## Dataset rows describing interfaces

:::::

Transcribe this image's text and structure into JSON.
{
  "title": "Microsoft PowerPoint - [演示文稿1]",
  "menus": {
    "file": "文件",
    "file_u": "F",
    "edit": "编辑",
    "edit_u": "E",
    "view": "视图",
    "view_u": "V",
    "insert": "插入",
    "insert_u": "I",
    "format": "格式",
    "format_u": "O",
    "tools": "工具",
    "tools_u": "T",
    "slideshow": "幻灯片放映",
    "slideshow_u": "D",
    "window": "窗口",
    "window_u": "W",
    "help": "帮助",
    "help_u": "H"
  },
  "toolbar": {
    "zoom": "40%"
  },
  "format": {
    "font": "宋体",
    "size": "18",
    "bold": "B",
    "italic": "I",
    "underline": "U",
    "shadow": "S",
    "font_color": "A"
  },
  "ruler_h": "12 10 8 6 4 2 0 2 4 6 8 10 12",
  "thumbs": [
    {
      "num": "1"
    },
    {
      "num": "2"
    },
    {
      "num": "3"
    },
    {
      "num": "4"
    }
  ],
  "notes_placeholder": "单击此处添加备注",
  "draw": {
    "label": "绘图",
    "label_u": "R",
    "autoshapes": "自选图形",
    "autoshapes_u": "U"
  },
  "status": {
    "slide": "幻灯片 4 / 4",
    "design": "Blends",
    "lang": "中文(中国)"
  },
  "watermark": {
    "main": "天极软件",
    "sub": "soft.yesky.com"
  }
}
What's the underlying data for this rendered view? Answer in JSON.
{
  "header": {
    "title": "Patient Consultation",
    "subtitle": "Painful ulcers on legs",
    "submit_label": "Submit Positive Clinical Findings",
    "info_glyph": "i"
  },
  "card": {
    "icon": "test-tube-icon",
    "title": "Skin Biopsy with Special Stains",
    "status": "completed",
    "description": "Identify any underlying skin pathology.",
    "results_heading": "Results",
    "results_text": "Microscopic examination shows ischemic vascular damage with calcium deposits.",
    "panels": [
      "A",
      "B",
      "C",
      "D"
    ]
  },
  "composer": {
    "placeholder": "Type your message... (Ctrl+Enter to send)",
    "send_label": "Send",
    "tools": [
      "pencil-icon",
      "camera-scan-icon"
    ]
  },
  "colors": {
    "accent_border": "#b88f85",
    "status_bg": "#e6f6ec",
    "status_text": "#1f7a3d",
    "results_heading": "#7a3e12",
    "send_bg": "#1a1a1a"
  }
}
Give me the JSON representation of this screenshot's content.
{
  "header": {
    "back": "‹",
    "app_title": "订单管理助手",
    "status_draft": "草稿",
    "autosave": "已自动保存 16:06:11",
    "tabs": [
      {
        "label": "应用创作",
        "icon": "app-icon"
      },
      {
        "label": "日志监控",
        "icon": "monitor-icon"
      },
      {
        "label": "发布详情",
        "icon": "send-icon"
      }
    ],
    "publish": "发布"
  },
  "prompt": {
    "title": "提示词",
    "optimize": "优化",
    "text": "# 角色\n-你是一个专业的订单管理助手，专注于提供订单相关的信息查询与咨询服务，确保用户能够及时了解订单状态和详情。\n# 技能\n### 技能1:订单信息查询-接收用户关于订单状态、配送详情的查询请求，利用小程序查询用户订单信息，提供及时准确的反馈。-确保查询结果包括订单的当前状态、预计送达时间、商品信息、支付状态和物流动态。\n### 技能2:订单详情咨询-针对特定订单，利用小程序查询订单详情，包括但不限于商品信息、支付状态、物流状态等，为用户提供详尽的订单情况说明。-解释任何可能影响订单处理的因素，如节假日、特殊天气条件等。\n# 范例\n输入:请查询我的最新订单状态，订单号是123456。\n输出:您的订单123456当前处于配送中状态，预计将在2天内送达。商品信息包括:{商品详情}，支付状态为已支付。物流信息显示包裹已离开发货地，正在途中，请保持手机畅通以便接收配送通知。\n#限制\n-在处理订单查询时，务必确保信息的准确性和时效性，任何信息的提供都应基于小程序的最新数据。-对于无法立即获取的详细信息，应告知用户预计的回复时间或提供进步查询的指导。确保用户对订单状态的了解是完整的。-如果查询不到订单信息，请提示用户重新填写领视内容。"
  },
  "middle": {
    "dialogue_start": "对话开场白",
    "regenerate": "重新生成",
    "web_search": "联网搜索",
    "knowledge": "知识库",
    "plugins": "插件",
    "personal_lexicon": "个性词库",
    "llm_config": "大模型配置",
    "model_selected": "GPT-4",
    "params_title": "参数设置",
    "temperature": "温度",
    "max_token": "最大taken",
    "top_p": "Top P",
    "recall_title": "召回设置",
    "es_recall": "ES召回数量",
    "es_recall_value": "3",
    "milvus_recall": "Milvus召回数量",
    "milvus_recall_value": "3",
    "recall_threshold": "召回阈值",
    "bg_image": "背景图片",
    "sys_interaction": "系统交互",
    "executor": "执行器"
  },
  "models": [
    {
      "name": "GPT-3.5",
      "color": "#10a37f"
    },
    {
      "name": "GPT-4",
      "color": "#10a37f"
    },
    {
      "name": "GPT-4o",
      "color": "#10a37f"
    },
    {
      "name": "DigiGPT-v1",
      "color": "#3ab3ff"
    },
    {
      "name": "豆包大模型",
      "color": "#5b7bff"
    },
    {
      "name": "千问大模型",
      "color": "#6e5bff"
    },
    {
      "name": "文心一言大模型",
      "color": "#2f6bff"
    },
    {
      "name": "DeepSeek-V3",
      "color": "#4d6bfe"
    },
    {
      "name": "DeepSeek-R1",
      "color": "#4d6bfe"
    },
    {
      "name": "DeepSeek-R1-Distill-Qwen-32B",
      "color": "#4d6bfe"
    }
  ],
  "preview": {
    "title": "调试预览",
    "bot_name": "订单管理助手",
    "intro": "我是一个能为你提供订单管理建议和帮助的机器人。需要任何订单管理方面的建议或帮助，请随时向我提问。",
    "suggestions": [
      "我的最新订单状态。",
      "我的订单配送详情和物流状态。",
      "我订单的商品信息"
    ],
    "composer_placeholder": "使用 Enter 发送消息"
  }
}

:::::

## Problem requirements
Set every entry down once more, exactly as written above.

## Worked solution
Transcribe this image's text and structure into JSON.
{
  "title": "Microsoft PowerPoint - [演示文稿1]",
  "menus": {
    "file": "文件",
    "file_u": "F",
    "edit": "编辑",
    "edit_u": "E",
    "view": "视图",
    "view_u": "V",
    "insert": "插入",
    "insert_u": "I",
    "format": "格式",
    "format_u": "O",
    "tools": "工具",
    "tools_u": "T",
    "slideshow": "幻灯片放映",
    "slideshow_u": "D",
    "window": "窗口",
    "window_u": "W",
    "help": "帮助",
    "help_u": "H"
  },
  "toolbar": {
    "zoom": "40%"
  },
  "format": {
    "font": "宋体",
    "size": "18",
    "bold": "B",
    "italic": "I",
    "underline": "U",
    "shadow": "S",
    "font_color": "A"
  },
  "ruler_h": "12 10 8 6 4 2 0 2 4 6 8 10 12",
  "thumbs": [
    {
      "num": "1"
    },
    {
      "num": "2"
    },
    {
      "num": "3"
    },
    {
      "num": "4"
    }
  ],
  "notes_placeholder": "单击此处添加备注",
  "draw": {
    "label": "绘图",
    "label_u": "R",
    "autoshapes": "自选图形",
    "autoshapes_u": "U"
  },
  "status": {
    "slide": "幻灯片 4 / 4",
    "design": "Blends",
    "lang": "中文(中国)"
  },
  "watermark": {
    "main": "天极软件",
    "sub": "soft.yesky.com"
  }
}
What's the underlying data for this rendered view? Answer in JSON.
{
  "header": {
    "title": "Patient Consultation",
    "subtitle": "Painful ulcers on legs",
    "submit_label": "Submit Positive Clinical Findings",
    "info_glyph": "i"
  },
  "card": {
    "icon": "test-tube-icon",
    "title": "Skin Biopsy with Special Stains",
    "status": "completed",
    "description": "Identify any underlying skin pathology.",
    "results_heading": "Results",
    "results_text": "Microscopic examination shows ischemic vascular damage with calcium deposits.",
    "panels": [
      "A",
      "B",
      "C",
      "D"
    ]
  },
  "composer": {
    "placeholder": "Type your message... (Ctrl+Enter to send)",
    "send_label": "Send",
    "tools": [
      "pencil-icon",
      "camera-scan-icon"
    ]
  },
  "colors": {
    "accent_border": "#b88f85",
    "status_bg": "#e6f6ec",
    "status_text": "#1f7a3d",
    "results_heading": "#7a3e12",
    "send_bg": "#1a1a1a"
  }
}
Give me the JSON representation of this screenshot's content.
{
  "header": {
    "back": "‹",
    "app_title": "订单管理助手",
    "status_draft": "草稿",
    "autosave": "已自动保存 16:06:11",
    "tabs": [
      {
        "label": "应用创作",
        "icon": "app-icon"
      },
      {
        "label": "日志监控",
        "icon": "monitor-icon"
      },
      {
        "label": "发布详情",
        "icon": "send-icon"
      }
    ],
    "publish": "发布"
  },
  "prompt": {
    "title": "提示词",
    "optimize": "优化",
    "text": "# 角色\n-你是一个专业的订单管理助手，专注于提供订单相关的信息查询与咨询服务，确保用户能够及时了解订单状态和详情。\n# 技能\n### 技能1:订单信息查询-接收用户关于订单状态、配送详情的查询请求，利用小程序查询用户订单信息，提供及时准确的反馈。-确保查询结果包括订单的当前状态、预计送达时间、商品信息、支付状态和物流动态。\n### 技能2:订单详情咨询-针对特定订单，利用小程序查询订单详情，包括但不限于商品信息、支付状态、物流状态等，为用户提供详尽的订单情况说明。-解释任何可能影响订单处理的因素，如节假日、特殊天气条件等。\n# 范例\n输入:请查询我的最新订单状态，订单号是123456。\n输出:您的订单123456当前处于配送中状态，预计将在2天内送达。商品信息包括:{商品详情}，支付状态为已支付。物流信息显示包裹已离开发货地，正在途中，请保持手机畅通以便接收配送通知。\n#限制\n-在处理订单查询时，务必确保信息的准确性和时效性，任何信息的提供都应基于小程序的最新数据。-对于无法立即获取的详细信息，应告知用户预计的回复时间或提供进步查询的指导。确保用户对订单状态的了解是完整的。-如果查询不到订单信息，请提示用户重新填写领视内容。"
  },
  "middle": {
    "dialogue_start": "对话开场白",
    "regenerate": "重新生成",
    "web_search": "联网搜索",
    "knowledge": "知识库",
    "plugins": "插件",
    "personal_lexicon": "个性词库",
    "llm_config": "大模型配置",
    "model_selected": "GPT-4",
    "params_title": "参数设置",
    "temperature": "温度",
    "max_token": "最大taken",
    "top_p": "Top P",
    "recall_title": "召回设置",
    "es_recall": "ES召回数量",
    "es_recall_value": "3",
    "milvus_recall": "Milvus召回数量",
    "milvus_recall_value": "3",
    "recall_threshold": "召回阈值",
    "bg_image": "背景图片",
    "sys_interaction": "系统交互",
    "executor": "执行器"
  },
  "models": [
    {
      "name": "GPT-3.5",
      "color": "#10a37f"
    },
    {
      "name": "GPT-4",
      "color": "#10a37f"
    },
    {
      "name": "GPT-4o",
      "color": "#10a37f"
    },
    {
      "name": "DigiGPT-v1",
      "color": "#3ab3ff"
    },
    {
      "name": "豆包大模型",
      "color": "#5b7bff"
    },
    {
      "name": "千问大模型",
      "color": "#6e5bff"
    },
    {
      "name": "文心一言大模型",
      "color": "#2f6bff"
    },
    {
      "name": "DeepSeek-V3",
      "color": "#4d6bfe"
    },
    {
      "name": "DeepSeek-R1",
      "color": "#4d6bfe"
    },
    {
      "name": "DeepSeek-R1-Distill-Qwen-32B",
      "color": "#4d6bfe"
    }
  ],
  "preview": {
    "title": "调试预览",
    "bot_name": "订单管理助手",
    "intro": "我是一个能为你提供订单管理建议和帮助的机器人。需要任何订单管理方面的建议或帮助，请随时向我提问。",
    "suggestions": [
      "我的最新订单状态。",
      "我的订单配送详情和物流状态。",
      "我订单的商品信息"
    ],
    "composer_placeholder": "使用 Enter 发送消息"
  }
}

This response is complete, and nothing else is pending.